I was wondering how would it be possible to train a negative class in an image classifier? By negative class (not sure which is the official name of this), I mean a class that denies the presence of the other class(es).
For instance, an important scenario was showcased in the Silicon Valley series with the “Not a Hotdog” app, which would indicate whether the provided image contained a hotdog or not.
So I wonder, how could the “not hotdog” class be trained? I’ve thought that maybe it could be trained with random images of anything, but not sure if that makes any sense.
Also, how could this be trained in a multiclass classifier? To provide some context, we could think of the teddy/grizzly/black bear problem exposed in lesson 2. Should we add a “no bear” class to the classifier? Or would it be better to pipeline 2 models (i.e., 1: bear vs no bear. 2: teddy/grizzly/black).
The terms I usually hear to describe this is showing negative samples or doing negative mining.
If you are looking into part 2 of the course you wild find jeremy talk about that in the context of object detection, because there you usually have this case a lot.
Creating a “no object” class is an obvious way to represent what you want here, but it probably is not the smartest. This “no object” class would be pretty difficult to predict, because you can find arbitrary looking images that are probably not a bear. So what you can do instead is do binary cross entropy for each of your classes, basically having the network output values for each

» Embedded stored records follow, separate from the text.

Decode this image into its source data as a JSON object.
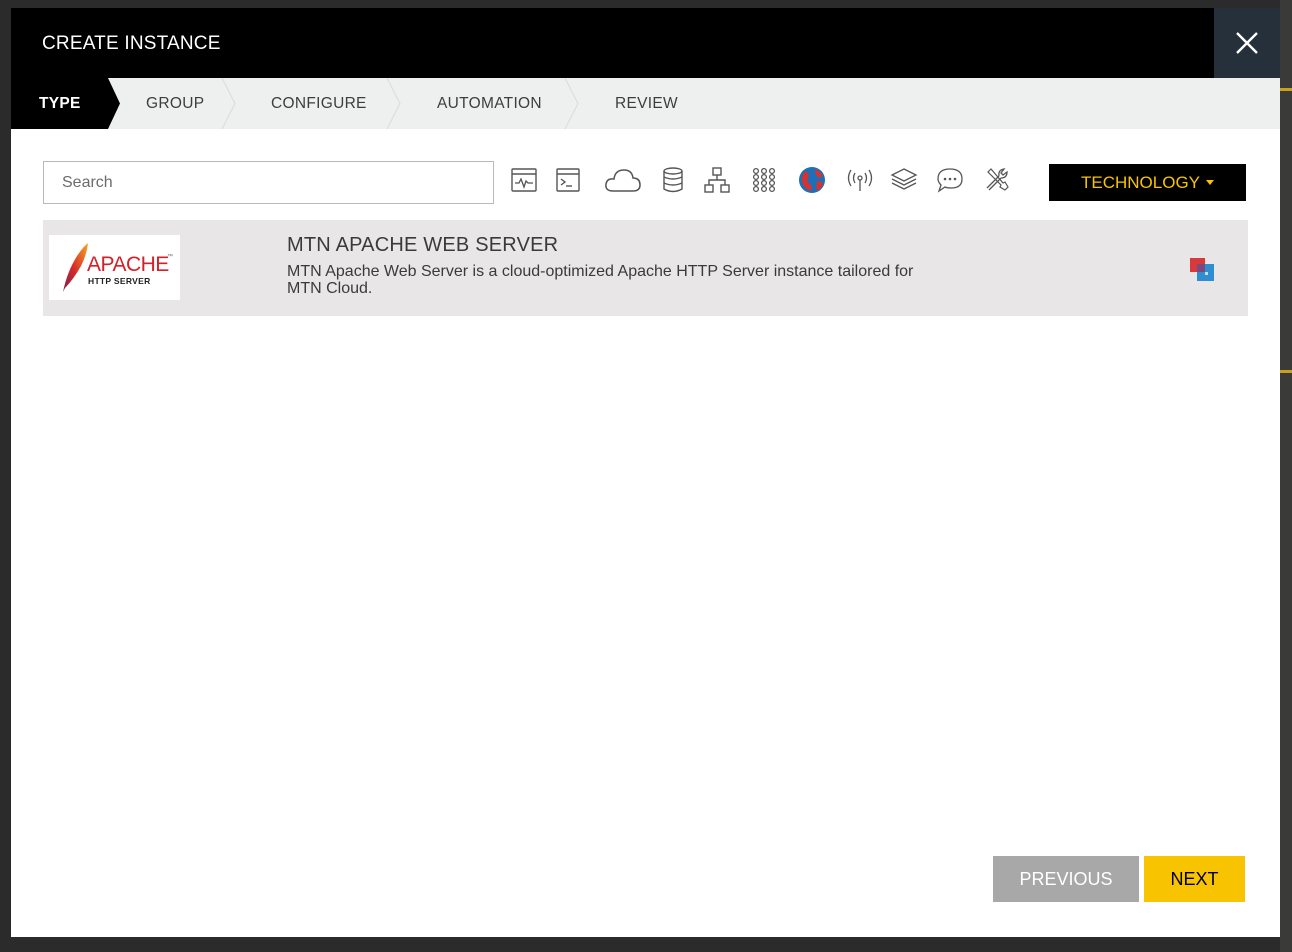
{
  "modal": {
    "title": "CREATE INSTANCE",
    "close_icon": "close-icon"
  },
  "wizard": {
    "steps": [
      {
        "label": "TYPE",
        "active": true
      },
      {
        "label": "GROUP",
        "active": false
      },
      {
        "label": "CONFIGURE",
        "active": false
      },
      {
        "label": "AUTOMATION",
        "active": false
      },
      {
        "label": "REVIEW",
        "active": false
      }
    ]
  },
  "search": {
    "placeholder": "Search",
    "value": ""
  },
  "filters": {
    "icons": [
      "monitoring-icon",
      "terminal-icon",
      "cloud-icon",
      "database-icon",
      "network-icon",
      "grid-icon",
      "globe-icon",
      "wireless-icon",
      "layers-icon",
      "chat-icon",
      "tools-icon"
    ]
  },
  "technology_button": {
    "label": "TECHNOLOGY"
  },
  "results": [
    {
      "logo_text": "APACHE",
      "logo_subtext": "HTTP SERVER",
      "title": "MTN APACHE WEB SERVER",
      "description": "MTN Apache Web Server is a cloud-optimized Apache HTTP Server instance tailored for MTN Cloud.",
      "badge_icon": "instance-type-icon"
    }
  ],
  "footer": {
    "previous_label": "PREVIOUS",
    "next_label": "NEXT"
  },
  "colors": {
    "header_bg": "#000000",
    "close_bg": "#26303a",
    "accent": "#f8c300",
    "row_bg": "#e8e6e7",
    "disabled_button": "#a8a8a8"
  }
}
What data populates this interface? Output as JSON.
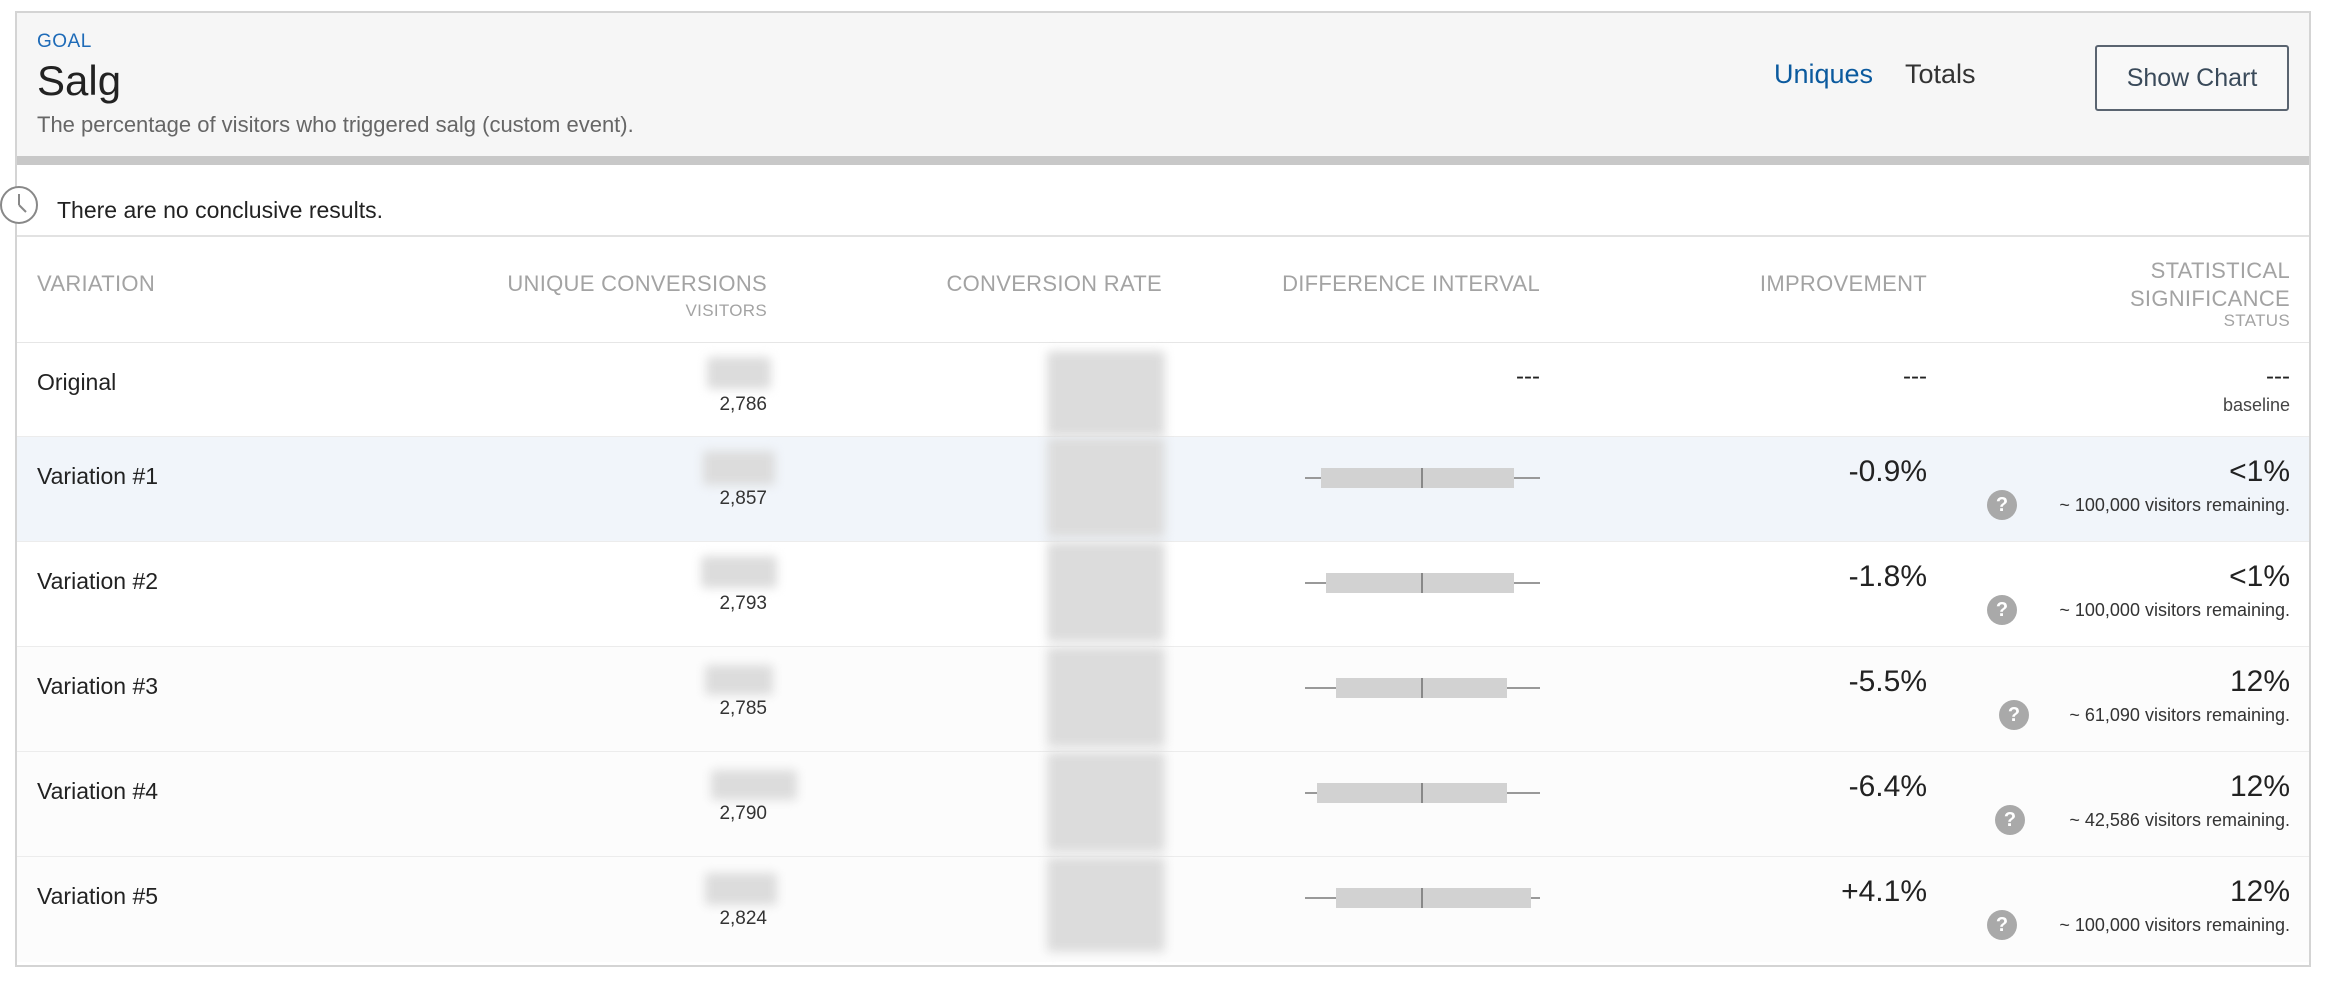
{
  "goal": {
    "label": "GOAL",
    "title": "Salg",
    "description": "The percentage of visitors who triggered salg (custom event)."
  },
  "tabs": {
    "uniques": "Uniques",
    "totals": "Totals",
    "active": "uniques"
  },
  "show_chart_label": "Show Chart",
  "notice": "There are no conclusive results.",
  "columns": {
    "variation": "VARIATION",
    "unique_conversions": "UNIQUE CONVERSIONS",
    "visitors": "VISITORS",
    "conversion_rate": "CONVERSION RATE",
    "difference_interval": "DIFFERENCE INTERVAL",
    "improvement": "IMPROVEMENT",
    "stat_sig_line1": "STATISTICAL",
    "stat_sig_line2": "SIGNIFICANCE",
    "status": "STATUS"
  },
  "rows": [
    {
      "name": "Original",
      "visitors": "2,786",
      "interval": "---",
      "improvement": "---",
      "significance": "---",
      "remaining": "baseline"
    },
    {
      "name": "Variation #1",
      "visitors": "2,857",
      "improvement": "-0.9%",
      "significance": "<1%",
      "remaining": "~ 100,000 visitors remaining.",
      "interval_range": [
        0.07,
        0.89
      ]
    },
    {
      "name": "Variation #2",
      "visitors": "2,793",
      "improvement": "-1.8%",
      "significance": "<1%",
      "remaining": "~ 100,000 visitors remaining.",
      "interval_range": [
        0.09,
        0.89
      ]
    },
    {
      "name": "Variation #3",
      "visitors": "2,785",
      "improvement": "-5.5%",
      "significance": "12%",
      "remaining": "~ 61,090 visitors remaining.",
      "interval_range": [
        0.13,
        0.86
      ]
    },
    {
      "name": "Variation #4",
      "visitors": "2,790",
      "improvement": "-6.4%",
      "significance": "12%",
      "remaining": "~ 42,586 visitors remaining.",
      "interval_range": [
        0.05,
        0.86
      ]
    },
    {
      "name": "Variation #5",
      "visitors": "2,824",
      "improvement": "+4.1%",
      "significance": "12%",
      "remaining": "~ 100,000 visitors remaining.",
      "interval_range": [
        0.13,
        0.96
      ]
    }
  ],
  "colors": {
    "accent": "#0b5a9e",
    "goal_label": "#1e6bb8",
    "highlight_row": "#f1f5fa"
  },
  "icons": {
    "notice": "clock-icon",
    "help": "help-icon"
  },
  "help_glyph": "?"
}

- is it a teddy?
- is it a grizzly?
- is it a black bear?
Now if each of those output probabilities are close to
0 (or below a certain threshold), you can decide that it is probably none of them. This way you don’t have to encode everything that is not a bear into a class. Your labels for those no object images would then just be (0, 0, 0) in a one-hot-encoded sense.
How to determine how many non-bear images you need? Try out. When you incorporate a lot of those negative samples, you might want to look into focal loss, which is basically a nice way to deal with extreme class imbalances (very different amounts of samples between classes)